What then remains is the extent to which society wishes to fund the undergraduate space. We argue that with a restructuring such as we note above then some element of public funding is appropriate, given that it would result in a greater alignment with the needs of a modern economy and society. Universities do not just exist to serve the market but to serve a wider society. We also suggest however that some payment at the point of use, fees, be required. It is disingenuous to sneak these in under the guise of ‘registration fees’, hearking back to the way the state overcame the fiscal problem from the removal of import duty on cars by a registration fee. There are many models, but we appear to be moving in this aspect of the university sector to a Hobbesian world. Without an efficient credit system banks will not lend to people to invest in education. Without some form of government sanction or action people will neglect to prioritize payment of fees advanced. We seem in Ireland now to be moving towards a situation where universities will set fees but there will be neither a credit system to advance nor a state system to support this structure.
In principle fees can either be paid up-front at a discount, deferred and repaid via the tax system or paid via social transfer for students who qualify for a grant (or for all as we have it at present). As a starting point consider 50-50 burden sharing; universities should produce a full economic cost of their undergraduate provision, and then retrospectively be funded 50% of this en bloc by the state. This also recognizes that a well-educated population is a social and economic boon well worth investing in. It preserves their independence to maneuver and to set such fees as are deemed appropriate to make up the remaining economic cost. To ensure that cheaper courses do not overly subsidize expensive courses, no course could set fees that exceeded for example 175% of true economic costs. The consequence would be differential fees for courses within the same university and across the university sector. When combined with the freedom to offer such courses and directions as desired, and a CAO-like entry system, driven by prerequisites for specific courses as well as points and based on the courses and examinations of the IB, a system of student place allocation can take place which combines financial incentives and academic integrity.
The present debate is focused on fees being a replacement from exchequer funds. It is said the hard cases make bad laws but it holds true to economic policy as well. The present fiscal distress of Ireland necessitates a rethink of higher education funding but it must be sensitive to households and the higher education sector as a whole or else it will undermine both organizations. If the objective is to reduce the burden on the exchequer of the higher education sector it will also have to be done in conjunction with a reduction in the managerial burden imposed on the sector by the HEA and other quangos
Such a set of solutions is radical.
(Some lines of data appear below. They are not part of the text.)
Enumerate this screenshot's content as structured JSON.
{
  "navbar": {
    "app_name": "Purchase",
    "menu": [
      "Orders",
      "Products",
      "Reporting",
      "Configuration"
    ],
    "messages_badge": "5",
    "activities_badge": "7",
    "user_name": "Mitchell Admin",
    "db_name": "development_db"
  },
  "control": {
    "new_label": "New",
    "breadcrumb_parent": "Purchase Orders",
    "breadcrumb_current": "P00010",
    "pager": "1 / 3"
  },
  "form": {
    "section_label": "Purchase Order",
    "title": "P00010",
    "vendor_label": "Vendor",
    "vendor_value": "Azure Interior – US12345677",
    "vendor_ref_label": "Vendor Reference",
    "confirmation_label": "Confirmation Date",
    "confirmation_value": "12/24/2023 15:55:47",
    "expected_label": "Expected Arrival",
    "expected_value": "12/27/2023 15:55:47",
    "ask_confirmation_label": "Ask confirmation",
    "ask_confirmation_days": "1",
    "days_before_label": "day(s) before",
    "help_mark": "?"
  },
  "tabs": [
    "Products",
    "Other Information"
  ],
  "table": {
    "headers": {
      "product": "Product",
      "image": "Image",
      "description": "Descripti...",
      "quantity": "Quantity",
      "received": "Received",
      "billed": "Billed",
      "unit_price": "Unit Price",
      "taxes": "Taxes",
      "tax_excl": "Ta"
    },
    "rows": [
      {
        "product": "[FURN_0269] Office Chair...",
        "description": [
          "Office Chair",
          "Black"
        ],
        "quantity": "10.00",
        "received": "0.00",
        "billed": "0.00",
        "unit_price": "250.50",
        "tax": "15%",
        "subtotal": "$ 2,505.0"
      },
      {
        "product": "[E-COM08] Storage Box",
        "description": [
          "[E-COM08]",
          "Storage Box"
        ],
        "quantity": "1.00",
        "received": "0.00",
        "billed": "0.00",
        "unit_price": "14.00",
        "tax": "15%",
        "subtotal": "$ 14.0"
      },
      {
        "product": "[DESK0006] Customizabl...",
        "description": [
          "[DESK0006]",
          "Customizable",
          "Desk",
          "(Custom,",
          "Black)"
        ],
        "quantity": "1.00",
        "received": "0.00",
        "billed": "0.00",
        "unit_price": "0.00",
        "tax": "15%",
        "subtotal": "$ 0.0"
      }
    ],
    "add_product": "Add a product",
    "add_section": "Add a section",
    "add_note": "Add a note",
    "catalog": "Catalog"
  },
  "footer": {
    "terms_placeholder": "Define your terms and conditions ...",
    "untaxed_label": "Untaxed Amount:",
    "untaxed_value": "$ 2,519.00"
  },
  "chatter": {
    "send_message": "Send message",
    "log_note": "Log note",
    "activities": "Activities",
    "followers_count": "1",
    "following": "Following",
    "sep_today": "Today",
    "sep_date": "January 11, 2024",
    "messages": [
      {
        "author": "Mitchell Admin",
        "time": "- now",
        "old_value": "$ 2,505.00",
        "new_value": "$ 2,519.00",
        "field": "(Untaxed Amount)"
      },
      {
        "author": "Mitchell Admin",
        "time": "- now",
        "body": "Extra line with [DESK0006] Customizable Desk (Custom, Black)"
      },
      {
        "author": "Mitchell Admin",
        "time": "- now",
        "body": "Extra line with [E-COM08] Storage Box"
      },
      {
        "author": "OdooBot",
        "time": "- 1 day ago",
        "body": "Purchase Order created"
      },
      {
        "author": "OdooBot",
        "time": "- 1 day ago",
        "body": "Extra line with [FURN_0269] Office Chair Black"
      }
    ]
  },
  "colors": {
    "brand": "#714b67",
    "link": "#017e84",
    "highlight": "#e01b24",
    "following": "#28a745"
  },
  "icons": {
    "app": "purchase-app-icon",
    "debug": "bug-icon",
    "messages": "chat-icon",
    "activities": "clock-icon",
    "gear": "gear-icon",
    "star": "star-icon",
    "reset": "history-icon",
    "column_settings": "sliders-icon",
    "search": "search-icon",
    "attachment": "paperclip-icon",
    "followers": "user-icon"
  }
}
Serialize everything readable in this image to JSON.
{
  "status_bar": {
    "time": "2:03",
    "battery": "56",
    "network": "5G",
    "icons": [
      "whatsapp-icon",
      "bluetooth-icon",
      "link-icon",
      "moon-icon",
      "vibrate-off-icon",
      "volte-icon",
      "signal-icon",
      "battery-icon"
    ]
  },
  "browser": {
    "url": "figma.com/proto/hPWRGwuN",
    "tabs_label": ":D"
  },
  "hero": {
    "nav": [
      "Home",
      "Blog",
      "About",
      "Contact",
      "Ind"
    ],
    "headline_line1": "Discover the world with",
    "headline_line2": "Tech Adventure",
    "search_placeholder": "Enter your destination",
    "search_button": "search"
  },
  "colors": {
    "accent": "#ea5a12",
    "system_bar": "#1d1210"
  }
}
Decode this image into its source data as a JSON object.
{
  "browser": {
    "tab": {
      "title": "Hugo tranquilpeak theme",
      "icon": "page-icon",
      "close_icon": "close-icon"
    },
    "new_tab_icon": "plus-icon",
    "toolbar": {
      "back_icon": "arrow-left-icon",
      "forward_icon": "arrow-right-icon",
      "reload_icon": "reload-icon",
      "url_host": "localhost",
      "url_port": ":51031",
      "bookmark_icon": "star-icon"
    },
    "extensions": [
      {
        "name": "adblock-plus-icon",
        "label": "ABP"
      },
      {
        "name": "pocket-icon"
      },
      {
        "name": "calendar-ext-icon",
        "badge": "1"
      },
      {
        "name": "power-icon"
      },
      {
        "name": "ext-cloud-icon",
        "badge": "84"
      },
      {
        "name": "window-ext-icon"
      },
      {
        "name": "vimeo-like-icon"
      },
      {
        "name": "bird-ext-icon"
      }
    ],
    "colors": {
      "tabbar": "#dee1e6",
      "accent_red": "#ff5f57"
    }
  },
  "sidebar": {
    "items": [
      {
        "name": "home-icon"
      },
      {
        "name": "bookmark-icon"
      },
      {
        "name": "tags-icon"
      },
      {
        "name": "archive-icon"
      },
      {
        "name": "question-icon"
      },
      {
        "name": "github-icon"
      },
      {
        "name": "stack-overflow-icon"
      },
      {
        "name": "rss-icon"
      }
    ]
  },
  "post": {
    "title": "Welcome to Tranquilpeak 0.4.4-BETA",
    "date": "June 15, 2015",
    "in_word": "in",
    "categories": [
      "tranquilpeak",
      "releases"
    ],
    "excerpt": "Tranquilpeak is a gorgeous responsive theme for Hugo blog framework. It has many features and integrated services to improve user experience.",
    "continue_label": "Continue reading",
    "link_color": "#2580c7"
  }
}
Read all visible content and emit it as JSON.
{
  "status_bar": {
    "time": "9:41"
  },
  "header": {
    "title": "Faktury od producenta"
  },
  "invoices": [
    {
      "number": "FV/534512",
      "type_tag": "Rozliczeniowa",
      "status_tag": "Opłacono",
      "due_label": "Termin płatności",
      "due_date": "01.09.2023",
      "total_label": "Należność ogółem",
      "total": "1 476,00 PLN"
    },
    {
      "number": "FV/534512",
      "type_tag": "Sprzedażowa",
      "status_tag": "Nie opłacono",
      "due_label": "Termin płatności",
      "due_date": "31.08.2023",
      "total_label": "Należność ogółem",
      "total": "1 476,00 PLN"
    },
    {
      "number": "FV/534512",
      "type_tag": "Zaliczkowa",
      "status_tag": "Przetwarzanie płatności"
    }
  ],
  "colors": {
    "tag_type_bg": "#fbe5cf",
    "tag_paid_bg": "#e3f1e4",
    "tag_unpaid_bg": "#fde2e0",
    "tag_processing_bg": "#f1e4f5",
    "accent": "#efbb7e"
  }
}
It requires bravery in facing up to entrenched vested interests in politics and in the universities. It requires a willingness to be bluntly truthful with the public. Whether such can be achieved in the Irish political system is dubious but the role of leaders is to lead.